EXCERPTED DATA »
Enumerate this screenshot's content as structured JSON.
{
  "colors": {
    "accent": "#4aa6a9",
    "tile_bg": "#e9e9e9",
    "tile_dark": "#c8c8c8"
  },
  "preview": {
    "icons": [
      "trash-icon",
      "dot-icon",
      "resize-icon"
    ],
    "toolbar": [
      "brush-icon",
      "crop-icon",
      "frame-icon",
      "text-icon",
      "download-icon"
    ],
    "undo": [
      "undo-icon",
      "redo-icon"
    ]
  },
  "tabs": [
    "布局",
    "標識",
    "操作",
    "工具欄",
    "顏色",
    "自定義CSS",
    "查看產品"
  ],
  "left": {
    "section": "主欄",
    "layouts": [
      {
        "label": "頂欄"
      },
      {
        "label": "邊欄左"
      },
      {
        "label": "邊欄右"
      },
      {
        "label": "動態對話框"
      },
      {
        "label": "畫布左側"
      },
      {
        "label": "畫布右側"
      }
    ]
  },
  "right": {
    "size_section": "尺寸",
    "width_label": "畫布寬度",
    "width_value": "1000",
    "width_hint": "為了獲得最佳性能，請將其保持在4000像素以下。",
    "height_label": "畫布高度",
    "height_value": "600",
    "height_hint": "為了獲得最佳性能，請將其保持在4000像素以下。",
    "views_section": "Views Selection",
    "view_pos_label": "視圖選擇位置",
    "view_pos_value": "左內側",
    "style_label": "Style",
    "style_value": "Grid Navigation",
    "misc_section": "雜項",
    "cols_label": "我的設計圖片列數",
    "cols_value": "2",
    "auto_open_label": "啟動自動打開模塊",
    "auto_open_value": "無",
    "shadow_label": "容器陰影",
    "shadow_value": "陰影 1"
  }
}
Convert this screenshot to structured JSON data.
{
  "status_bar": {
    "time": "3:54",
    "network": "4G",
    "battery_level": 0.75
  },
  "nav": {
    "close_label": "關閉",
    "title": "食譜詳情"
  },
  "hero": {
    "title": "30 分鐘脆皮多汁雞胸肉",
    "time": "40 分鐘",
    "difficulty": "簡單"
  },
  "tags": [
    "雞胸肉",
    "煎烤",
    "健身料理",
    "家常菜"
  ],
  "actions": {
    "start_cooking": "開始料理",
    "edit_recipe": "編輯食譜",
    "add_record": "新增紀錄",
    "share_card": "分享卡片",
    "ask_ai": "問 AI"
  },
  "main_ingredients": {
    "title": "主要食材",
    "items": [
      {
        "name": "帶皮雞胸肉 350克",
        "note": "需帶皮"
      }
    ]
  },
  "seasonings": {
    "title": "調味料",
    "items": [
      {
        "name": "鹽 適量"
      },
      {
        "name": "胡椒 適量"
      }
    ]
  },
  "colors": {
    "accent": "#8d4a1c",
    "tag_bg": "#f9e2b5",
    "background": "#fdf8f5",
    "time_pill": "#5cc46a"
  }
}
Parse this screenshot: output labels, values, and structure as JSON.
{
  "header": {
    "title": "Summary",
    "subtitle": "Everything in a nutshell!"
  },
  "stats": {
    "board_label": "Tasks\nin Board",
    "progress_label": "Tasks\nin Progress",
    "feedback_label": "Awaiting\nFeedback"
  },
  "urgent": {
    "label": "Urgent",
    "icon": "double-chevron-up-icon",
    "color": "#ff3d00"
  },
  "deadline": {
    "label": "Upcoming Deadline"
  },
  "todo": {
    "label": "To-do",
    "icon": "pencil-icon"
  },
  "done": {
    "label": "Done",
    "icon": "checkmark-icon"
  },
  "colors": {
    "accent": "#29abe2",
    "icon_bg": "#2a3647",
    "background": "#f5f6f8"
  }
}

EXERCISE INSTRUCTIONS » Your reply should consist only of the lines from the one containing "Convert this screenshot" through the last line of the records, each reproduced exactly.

WRITTEN ANSWER »
Convert this screenshot to structured JSON data.
{
  "status_bar": {
    "time": "3:54",
    "network": "4G",
    "battery_level": 0.75
  },
  "nav": {
    "close_label": "關閉",
    "title": "食譜詳情"
  },
  "hero": {
    "title": "30 分鐘脆皮多汁雞胸肉",
    "time": "40 分鐘",
    "difficulty": "簡單"
  },
  "tags": [
    "雞胸肉",
    "煎烤",
    "健身料理",
    "家常菜"
  ],
  "actions": {
    "start_cooking": "開始料理",
    "edit_recipe": "編輯食譜",
    "add_record": "新增紀錄",
    "share_card": "分享卡片",
    "ask_ai": "問 AI"
  },
  "main_ingredients": {
    "title": "主要食材",
    "items": [
      {
        "name": "帶皮雞胸肉 350克",
        "note": "需帶皮"
      }
    ]
  },
  "seasonings": {
    "title": "調味料",
    "items": [
      {
        "name": "鹽 適量"
      },
      {
        "name": "胡椒 適量"
      }
    ]
  },
  "colors": {
    "accent": "#8d4a1c",
    "tag_bg": "#f9e2b5",
    "background": "#fdf8f5",
    "time_pill": "#5cc46a"
  }
}
Parse this screenshot: output labels, values, and structure as JSON.
{
  "header": {
    "title": "Summary",
    "subtitle": "Everything in a nutshell!"
  },
  "stats": {
    "board_label": "Tasks\nin Board",
    "progress_label": "Tasks\nin Progress",
    "feedback_label": "Awaiting\nFeedback"
  },
  "urgent": {
    "label": "Urgent",
    "icon": "double-chevron-up-icon",
    "color": "#ff3d00"
  },
  "deadline": {
    "label": "Upcoming Deadline"
  },
  "todo": {
    "label": "To-do",
    "icon": "pencil-icon"
  },
  "done": {
    "label": "Done",
    "icon": "checkmark-icon"
  },
  "colors": {
    "accent": "#29abe2",
    "icon_bg": "#2a3647",
    "background": "#f5f6f8"
  }
}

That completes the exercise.